=== Activity ===
Look through the data below. Pick out the lines holding the string "Sciences".

=== Source records ===
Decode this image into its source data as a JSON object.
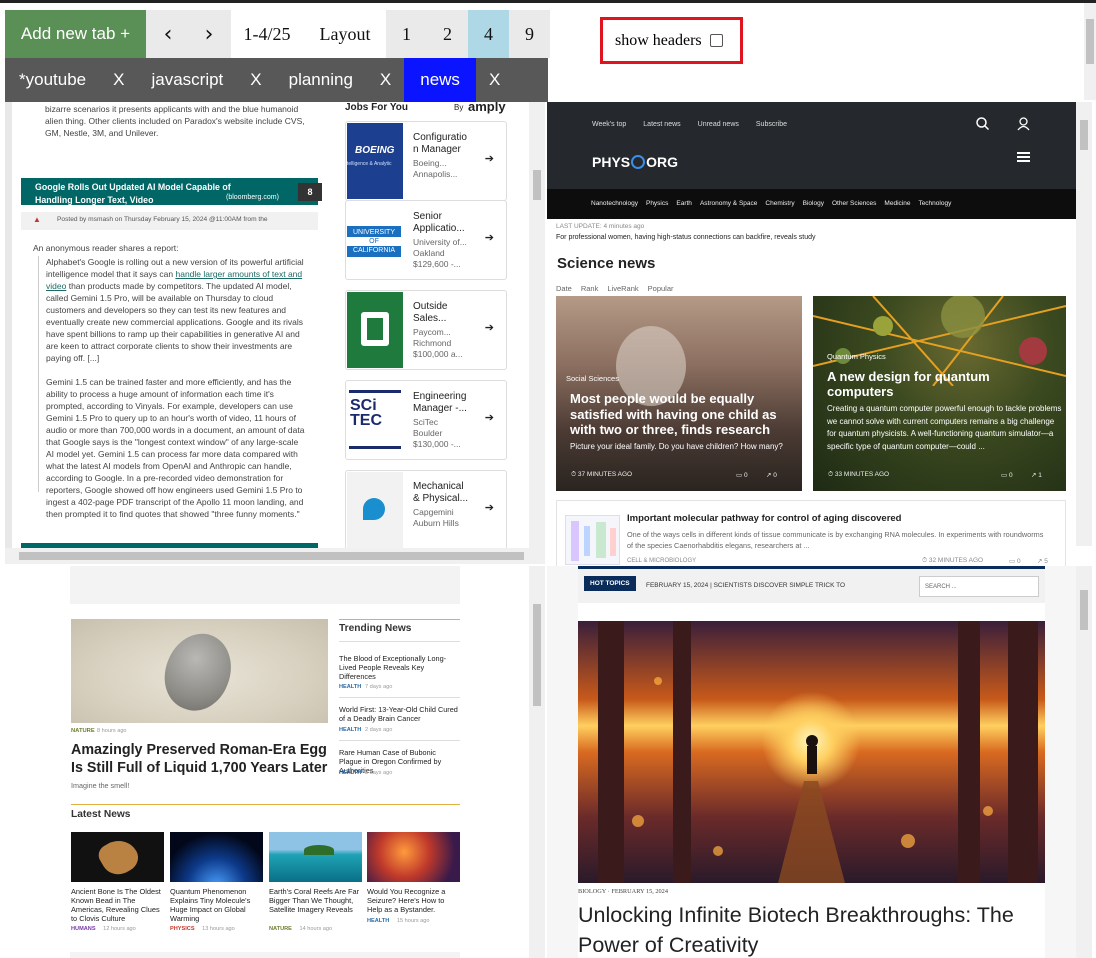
{
  "toolbar": {
    "add_tab": "Add new tab +",
    "prev": "‹",
    "next": "›",
    "page_range": "1-4/25",
    "layout_label": "Layout",
    "layouts": [
      "1",
      "2",
      "4",
      "9"
    ],
    "selected_layout": "4",
    "show_headers_label": "show headers",
    "show_headers_checked": false
  },
  "tabs": [
    {
      "label": "*youtube",
      "close": "X"
    },
    {
      "label": "javascript",
      "close": "X"
    },
    {
      "label": "planning",
      "close": "X"
    },
    {
      "label": "news",
      "close": "X",
      "active": true
    }
  ],
  "pane1": {
    "top_text": "bizarre scenarios it presents applicants with and the blue humanoid alien thing. Other clients included on Paradox's website include CVS, GM, Nestle, 3M, and Unilever.",
    "jobs_header": "Jobs For You",
    "jobs_by": "By",
    "jobs_brand": "amply",
    "story_title": "Google Rolls Out Updated AI Model Capable of Handling Longer Text, Video",
    "story_source": "(bloomberg.com)",
    "story_comments": "8",
    "story_meta": "Posted by msmash on Thursday February 15, 2024 @11:00AM from the",
    "intro": "An anonymous reader shares a report:",
    "para1_a": "Alphabet's Google is rolling out a new version of its powerful artificial intelligence model that it says can",
    "para1_link": "handle larger amounts of text and video",
    "para1_b": "than products made by competitors. The updated AI model, called Gemini 1.5 Pro, will be available on Thursday to cloud customers and developers so they can test its new features and eventually create new commercial applications. Google and its rivals have spent billions to ramp up their capabilities in generative AI and are keen to attract corporate clients to show their investments are paying off. [...]",
    "para2": "Gemini 1.5 can be trained faster and more efficiently, and has the ability to process a huge amount of information each time it's prompted, according to Vinyals. For example, developers can use Gemini 1.5 Pro to query up to an hour's worth of video, 11 hours of audio or more than 700,000 words in a document, an amount of data that Google says is the \"longest context window\" of any large-scale AI model yet. Gemini 1.5 can process far more data compared with what the latest AI models from OpenAI and Anthropic can handle, according to Google. In a pre-recorded video demonstration for reporters, Google showed off how engineers used Gemini 1.5 Pro to ingest a 402-page PDF transcript of the Apollo 11 moon landing, and then prompted it to find quotes that showed \"three funny moments.\"",
    "jobs": [
      {
        "title": "Configuratio n Manager",
        "company": "Boeing...",
        "location": "Annapolis...",
        "salary": "",
        "logo": "boeing-logo"
      },
      {
        "title": "Senior Applicatio...",
        "company": "University of...",
        "location": "Oakland",
        "salary": "$129,600 -...",
        "logo": "uc-logo"
      },
      {
        "title": "Outside Sales...",
        "company": "Paycom...",
        "location": "Richmond",
        "salary": "$100,000 a...",
        "logo": "paycom-logo"
      },
      {
        "title": "Engineering Manager -...",
        "company": "SciTec",
        "location": "Boulder",
        "salary": "$130,000 -...",
        "logo": "scitec-logo"
      },
      {
        "title": "Mechanical & Physical...",
        "company": "Capgemini",
        "location": "Auburn Hills",
        "salary": "",
        "logo": "capgemini-logo"
      }
    ],
    "boeing_text": "BOEING",
    "boeing_sub": "telligence & Analytic",
    "uc_text1": "UNIVERSITY",
    "uc_text2": "OF",
    "uc_text3": "CALIFORNIA",
    "scitec_text1": "SCi",
    "scitec_text2": "TEC"
  },
  "pane2": {
    "nav_top": [
      "Week's top",
      "Latest news",
      "Unread news",
      "Subscribe"
    ],
    "logo_a": "PHYS",
    "logo_b": "ORG",
    "categories": [
      "Nanotechnology",
      "Physics",
      "Earth",
      "Astronomy & Space",
      "Chemistry",
      "Biology",
      "Other Sciences",
      "Medicine",
      "Technology"
    ],
    "last_update": "LAST UPDATE: 4 minutes ago",
    "headline": "For professional women, having high-status connections can backfire, reveals study",
    "section_title": "Science news",
    "sort_tabs": [
      "Date",
      "Rank",
      "LiveRank",
      "Popular"
    ],
    "card1": {
      "category": "Social Sciences",
      "title": "Most people would be equally satisfied with having one child as with two or three, finds research",
      "desc": "Picture your ideal family. Do you have children? How many?",
      "time": "37 MINUTES AGO",
      "comments": "0",
      "shares": "0"
    },
    "card2": {
      "category": "Quantum Physics",
      "title": "A new design for quantum computers",
      "desc": "Creating a quantum computer powerful enough to tackle problems we cannot solve with current computers remains a big challenge for quantum physicists. A well-functioning quantum simulator—a specific type of quantum computer—could ...",
      "time": "33 MINUTES AGO",
      "comments": "0",
      "shares": "1"
    },
    "item": {
      "title": "Important molecular pathway for control of aging discovered",
      "desc": "One of the ways cells in different kinds of tissue communicate is by exchanging RNA molecules. In experiments with roundworms of the species Caenorhabditis elegans, researchers at ...",
      "category": "CELL & MICROBIOLOGY",
      "time": "32 MINUTES AGO",
      "comments": "0",
      "shares": "5"
    }
  },
  "pane3": {
    "main_cat": "NATURE",
    "main_time": "8 hours ago",
    "main_title": "Amazingly Preserved Roman-Era Egg Is Still Full of Liquid 1,700 Years Later",
    "main_sub": "Imagine the smell!",
    "trending_header": "Trending News",
    "trending": [
      {
        "title": "The Blood of Exceptionally Long-Lived People Reveals Key Differences",
        "cat": "HEALTH",
        "time": "7 days ago"
      },
      {
        "title": "World First: 13-Year-Old Child Cured of a Deadly Brain Cancer",
        "cat": "HEALTH",
        "time": "2 days ago"
      },
      {
        "title": "Rare Human Case of Bubonic Plague in Oregon Confirmed by Authorities",
        "cat": "HEALTH",
        "time": "3 days ago"
      }
    ],
    "latest_header": "Latest News",
    "latest": [
      {
        "title": "Ancient Bone Is The Oldest Known Bead in The Americas, Revealing Clues to Clovis Culture",
        "cat": "HUMANS",
        "time": "12 hours ago",
        "cat_color": "#7a3aa8"
      },
      {
        "title": "Quantum Phenomenon Explains Tiny Molecule's Huge Impact on Global Warming",
        "cat": "PHYSICS",
        "time": "13 hours ago",
        "cat_color": "#c0392b"
      },
      {
        "title": "Earth's Coral Reefs Are Far Bigger Than We Thought, Satellite Imagery Reveals",
        "cat": "NATURE",
        "time": "14 hours ago",
        "cat_color": "#6b7d2a"
      },
      {
        "title": "Would You Recognize a Seizure? Here's How to Help as a Bystander.",
        "cat": "HEALTH",
        "time": "15 hours ago",
        "cat_color": "#2a6aa7"
      }
    ]
  },
  "pane4": {
    "hot_topics": "HOT TOPICS",
    "ticker": "FEBRUARY 15, 2024 | SCIENTISTS DISCOVER SIMPLE TRICK TO",
    "search_placeholder": "SEARCH ...",
    "category": "BIOLOGY",
    "date": "FEBRUARY 15, 2024",
    "title": "Unlocking Infinite Biotech Breakthroughs: The Power of Creativity"
  }
}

=== Answer area ===
      "Other Sciences",
      "category": "Social Sciences",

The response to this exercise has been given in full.